Madeleine Peyroux performs at the Music Center at Strathmore. (Josh Sisk/FTWP)
“The Blue Room”

Kindred spirits: Diana Krall, Norah Jones

Show: Sunday at the Birchmere. Show starts at 7:30 p.m. 703-549-7500. Show is sold out.

Throughout her career, Madeleine Peyroux has blended jazz, country, blues, pop and even folk. On her new album, “The Blue Room,” she seriously synthesizes these and other disparate sounds.

Peyroux was born in Georgia and bred in SoCal, Paris and Brooklyn, and her music has always reflected these diverse environments. The playful, smoky-jazz-club vibe she brings to her songs contains echoes of the deep South, the urban North and even France.

Peyroux’s musical accomplice is producer Larry Klein, the estimable bassist noted for his work with ex-wife Joni Mitchell, Peter Gabriel and the late Warren Zevon. For this project, Klein approached Peyroux with the idea of re­imagining “Modern Sounds in Country and Western Music,” Ray Charles’s legendary 1962 meeting of R&B, blues, jazz and country.
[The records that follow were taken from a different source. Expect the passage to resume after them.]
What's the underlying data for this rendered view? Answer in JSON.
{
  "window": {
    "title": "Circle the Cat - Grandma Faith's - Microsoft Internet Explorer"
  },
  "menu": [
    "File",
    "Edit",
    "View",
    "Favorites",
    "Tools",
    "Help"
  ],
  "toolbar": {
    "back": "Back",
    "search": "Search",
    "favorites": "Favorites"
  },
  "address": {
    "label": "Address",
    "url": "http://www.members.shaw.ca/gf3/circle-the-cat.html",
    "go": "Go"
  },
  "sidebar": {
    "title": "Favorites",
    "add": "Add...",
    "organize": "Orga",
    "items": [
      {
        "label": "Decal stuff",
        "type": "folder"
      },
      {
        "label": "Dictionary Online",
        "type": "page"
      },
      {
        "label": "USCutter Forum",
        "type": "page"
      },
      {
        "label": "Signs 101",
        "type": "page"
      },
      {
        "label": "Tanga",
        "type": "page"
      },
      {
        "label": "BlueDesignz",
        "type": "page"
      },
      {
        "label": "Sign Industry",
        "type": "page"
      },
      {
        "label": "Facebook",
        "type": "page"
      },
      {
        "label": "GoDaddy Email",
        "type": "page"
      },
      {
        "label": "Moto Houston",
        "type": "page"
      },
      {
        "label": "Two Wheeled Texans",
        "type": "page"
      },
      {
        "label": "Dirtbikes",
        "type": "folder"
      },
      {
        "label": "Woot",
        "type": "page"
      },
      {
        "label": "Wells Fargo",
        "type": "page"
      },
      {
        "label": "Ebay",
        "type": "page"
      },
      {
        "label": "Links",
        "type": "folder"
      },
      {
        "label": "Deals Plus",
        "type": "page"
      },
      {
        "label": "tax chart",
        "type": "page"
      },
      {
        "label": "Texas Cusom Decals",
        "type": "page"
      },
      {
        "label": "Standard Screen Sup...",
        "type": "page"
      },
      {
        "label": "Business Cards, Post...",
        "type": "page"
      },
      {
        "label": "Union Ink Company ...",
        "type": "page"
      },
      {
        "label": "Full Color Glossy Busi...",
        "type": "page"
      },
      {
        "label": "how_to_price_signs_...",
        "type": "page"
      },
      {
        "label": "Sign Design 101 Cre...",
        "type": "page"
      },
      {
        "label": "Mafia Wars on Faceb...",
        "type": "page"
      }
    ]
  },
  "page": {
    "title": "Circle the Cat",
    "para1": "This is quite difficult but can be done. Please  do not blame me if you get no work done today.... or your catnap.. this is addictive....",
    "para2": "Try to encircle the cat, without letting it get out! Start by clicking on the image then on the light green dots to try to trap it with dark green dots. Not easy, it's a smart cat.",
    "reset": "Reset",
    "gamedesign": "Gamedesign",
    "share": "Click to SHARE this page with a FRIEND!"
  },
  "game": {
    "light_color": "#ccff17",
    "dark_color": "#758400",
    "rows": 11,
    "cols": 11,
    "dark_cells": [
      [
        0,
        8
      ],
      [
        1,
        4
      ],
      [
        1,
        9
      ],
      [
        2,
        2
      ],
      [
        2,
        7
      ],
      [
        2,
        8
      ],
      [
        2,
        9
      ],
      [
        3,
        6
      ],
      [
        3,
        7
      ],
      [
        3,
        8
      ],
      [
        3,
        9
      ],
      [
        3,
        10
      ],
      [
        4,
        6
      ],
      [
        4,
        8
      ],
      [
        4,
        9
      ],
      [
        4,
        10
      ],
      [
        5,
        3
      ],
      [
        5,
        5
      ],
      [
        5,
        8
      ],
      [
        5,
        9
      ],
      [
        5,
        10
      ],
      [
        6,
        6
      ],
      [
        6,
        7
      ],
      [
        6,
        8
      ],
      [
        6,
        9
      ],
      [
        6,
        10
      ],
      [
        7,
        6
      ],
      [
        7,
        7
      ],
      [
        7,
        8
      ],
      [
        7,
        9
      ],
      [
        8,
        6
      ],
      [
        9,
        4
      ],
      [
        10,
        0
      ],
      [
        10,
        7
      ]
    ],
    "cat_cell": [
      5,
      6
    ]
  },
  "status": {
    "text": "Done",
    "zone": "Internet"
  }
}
For “The Blue Room,” though, singer and producer didn’t just parrot Charles; they extended the concept. There are some “Modern Sounds” staples here, most notably a bluesy turn on “I Can’t Stop Loving You,” a steamy and mournful “You Don’t Know Me” and a grinding take on “Bye Bye Love.” But Peyroux and Klein also seamlessly included Randy Newman’s “Guilty” and Zevon’s “Desperadoes Under the Eaves” as well as a jaunty cover of Buddy Holly’s “Changing All Those Changes.”

The album’s sole lowlight is a dirge-like take on John Hartford’s “Gentle on My Mind.” Otherwise, “The Blue Room” crackles with energy and musical tension, and stands as Peyroux’s most accomplished, mature work to date.

Jeff Wisser